The people at Amazon are at it again! Do they just keep on getting better and better, or worse?
The tech company has been in the news lately but all for the wrong reasons. It recently announced a major improvement made by its AI experts on the facial recognition program called “Rekognition”. The software can now detect fear as an emotion.
Amazon Rekognition: How Does It Work?
Facial recognition technology has been present for decades. However, it has now become more prevalent in usage. It has gone from simply identifying a person from an image or video to innovations. It specializes in identity authentication and personalized photo applications.
And then, Amazon comes in to up the ante.
Initially released in 2016, Rekognition is one of multiple Amazon Web Services (AWS) offered by the company. It’s a cloud-based service and computer vision platform available for developers.
Used for facial recognition, it can identify and predict various expressions and emotions from pictures of people’s faces. As explained on their webpage, the software works when one provides “an image or video to the Amazon Rekognition API, and the service can identify objects, people, text, scenes, and activities.”
Aside from detecting inappropriate content as well, Amazon adds that the program can also detect, analyze, and compare faces for a wide variety of use cases, including user verification, cataloging, people counting, and public safety.

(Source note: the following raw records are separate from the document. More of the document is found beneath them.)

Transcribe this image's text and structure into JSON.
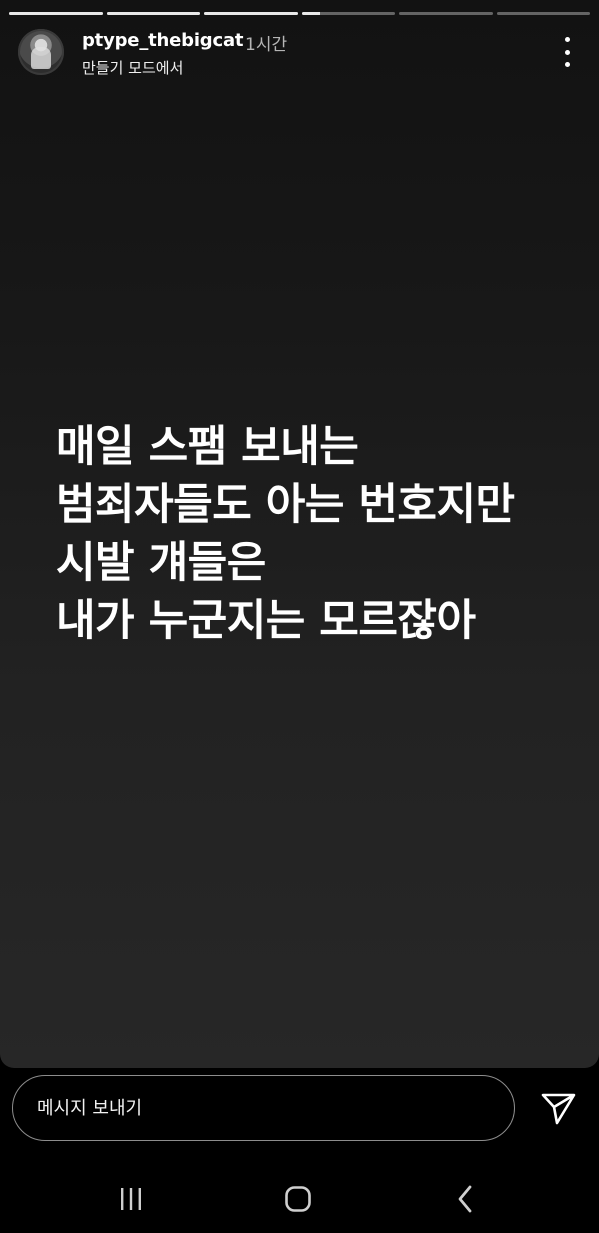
{
  "story": {
    "progress": [
      1,
      1,
      1,
      0.2,
      0,
      0
    ],
    "username": "ptype_thebigcat",
    "time": "1시간",
    "subtitle": "만들기 모드에서",
    "text_lines": [
      "매일 스팸 보내는",
      "범죄자들도 아는 번호지만",
      "시발 걔들은",
      "내가 누군지는 모르잖아"
    ]
  },
  "icons": {
    "more": "more-vertical-icon",
    "send": "send-icon",
    "recent": "recent-apps-icon",
    "home": "home-icon",
    "back": "back-icon"
  },
  "message": {
    "placeholder": "메시지 보내기"
  },
  "colors": {
    "background": "#000000",
    "story_bg": "#222222",
    "progress_active": "#e8e8e8"
  }
}
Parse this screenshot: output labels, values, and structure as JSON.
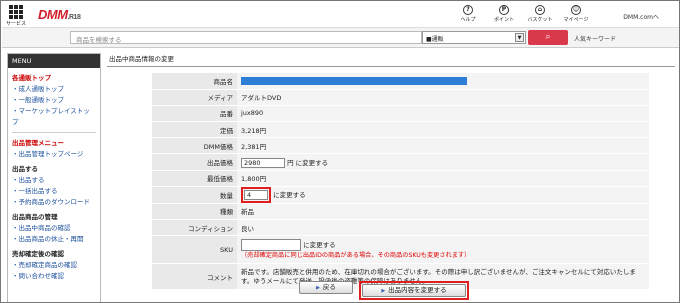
{
  "header": {
    "service_label": "サービス",
    "logo": "DMM",
    "logo_suffix": ".R18",
    "icons": [
      {
        "name": "help",
        "glyph": "?",
        "label": "ヘルプ"
      },
      {
        "name": "point",
        "glyph": "P",
        "label": "ポイント"
      },
      {
        "name": "basket",
        "glyph": "⌂",
        "label": "バスケット"
      },
      {
        "name": "mypage",
        "glyph": "☺",
        "label": "マイページ"
      }
    ],
    "account": "DMM.comへ"
  },
  "search": {
    "placeholder": "商品を検索する",
    "category": "■通販",
    "button_glyph": "⌕",
    "popular_keywords": "人気キーワード"
  },
  "sidebar": {
    "menu_title": "MENU",
    "sec1_title": "各通販トップ",
    "sec1_links": [
      "・成人通販トップ",
      "・一般通販トップ",
      "・マーケットプレイストップ"
    ],
    "sec2_title": "出品管理メニュー",
    "sec2_links": [
      "・出品管理トップページ"
    ],
    "sec3_title": "出品する",
    "sec3_links": [
      "・出品する",
      "・一括出品する",
      "・予約商品のダウンロード"
    ],
    "sec4_title": "出品商品の管理",
    "sec4_links": [
      "・出品中商品の確認",
      "・出品商品の休止・再開"
    ],
    "sec5_title": "売却確定後の確認",
    "sec5_links": [
      "・売却確定商品の確認",
      "・問い合わせ確認"
    ]
  },
  "page": {
    "title": "出品中商品情報の変更",
    "rows": [
      {
        "key": "商品名",
        "value": ""
      },
      {
        "key": "メディア",
        "value": "アダルトDVD"
      },
      {
        "key": "品番",
        "value": "jux890"
      },
      {
        "key": "定価",
        "value": "3,218円"
      },
      {
        "key": "DMM価格",
        "value": "2,381円"
      },
      {
        "key": "出品価格",
        "input": "2980",
        "suffix": "円  に変更する"
      },
      {
        "key": "最低価格",
        "value": "1,800円"
      },
      {
        "key": "数量",
        "input": "4",
        "suffix": "に変更する"
      },
      {
        "key": "種類",
        "value": "新品"
      },
      {
        "key": "コンディション",
        "value": "良い"
      },
      {
        "key": "SKU",
        "input": "",
        "suffix": "に変更する",
        "warning": "（売却確定商品に同じ出品IDの商品がある場合、その商品のSKUも変更されます）"
      },
      {
        "key": "コメント",
        "value": "新品です。店舗販売と併用のため、在庫切れの場合がございます。その際は申し訳ございませんが、ご注文キャンセルにて対応いたします。ゆうメールにて発送。投函後の盗難等の保障はありません。"
      }
    ],
    "back_button": "戻る",
    "submit_button": "出品内容を変更する"
  }
}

Rekognition Can Now Detect Fear Based on Facial Analysis
Amazon has since met some controversy regarding the recent updates on the software. It claims to have improved both the accuracy and functionality of Rekognition’s facial analysis features like gender identification, emotion, and age range estimation.
In a blog post released by the company, Amazon claims that Rekognition has “improved accuracy for emotion detection”. Now, it can even detect the emotion “fear”. This latest announcement struck a nerve with most groups in the United States.
Human versus Robot
It’s no secret that research and development in the field of artificial intelligence have already progressed in leaps and bounds. These innovations are now shaping and influencing the present way of life. Although, some experts would disagree, at least when it comes to facial recognition software.
UC Berkeley researchers published a study in February declaring that, “programs offered by tech companies generally analyze each face in isolation.” They further discussed that, “for a person to accurately read someone else’s emotions in a video requires paying attention to not just their face but also their body language and surroundings.”
They also analyzed that while there are scientific links and correlations between emotions and facial expressions, communicating them still varies among different cultures and situations. A single expression may mean more than one emotion. “It is not possible to confidently infer happiness from a smile, anger from a scowl, or sadness from a frown, as much of current technology tries to do when applying what are mistakenly believed to be scientific facts,” experts say.
Issues and Concerns
With the promotion of Amazon Rekognition came a slew of flak regarding its possible use for mass surveillance and intrusion of privacy.
Various activist groups argue its sale for use by the police and other law enforcement agencies. Last year, a reported sales pitch by Amazon to Immigration and Customs Enforcement (ICE) incited backlash from human rights advocates and the tech company’s employees. Audrey Sasson, Executive Director of Jews For Racial and Economic Justice, said: “Amazon provides the technological backbone for the brutal deportation and detention machine that is already terrorizing immigrant communities, and now Amazon is giving ICE tools to use the terror the agency already inflicts to help agents round people up and put them in concentration camps.”
The American Civil Liberties Union (ACLU) also performed a test. On this test, it compared photos of American politicians against Rekognition’s mugshot database. The result came with 28 false matches, mostly African-American and Latino people.
It seems that the criticisms heading Amazon’s way are justly warranted. Will the company opt for corrective improvements? Or is Rekognition the new Big Brother?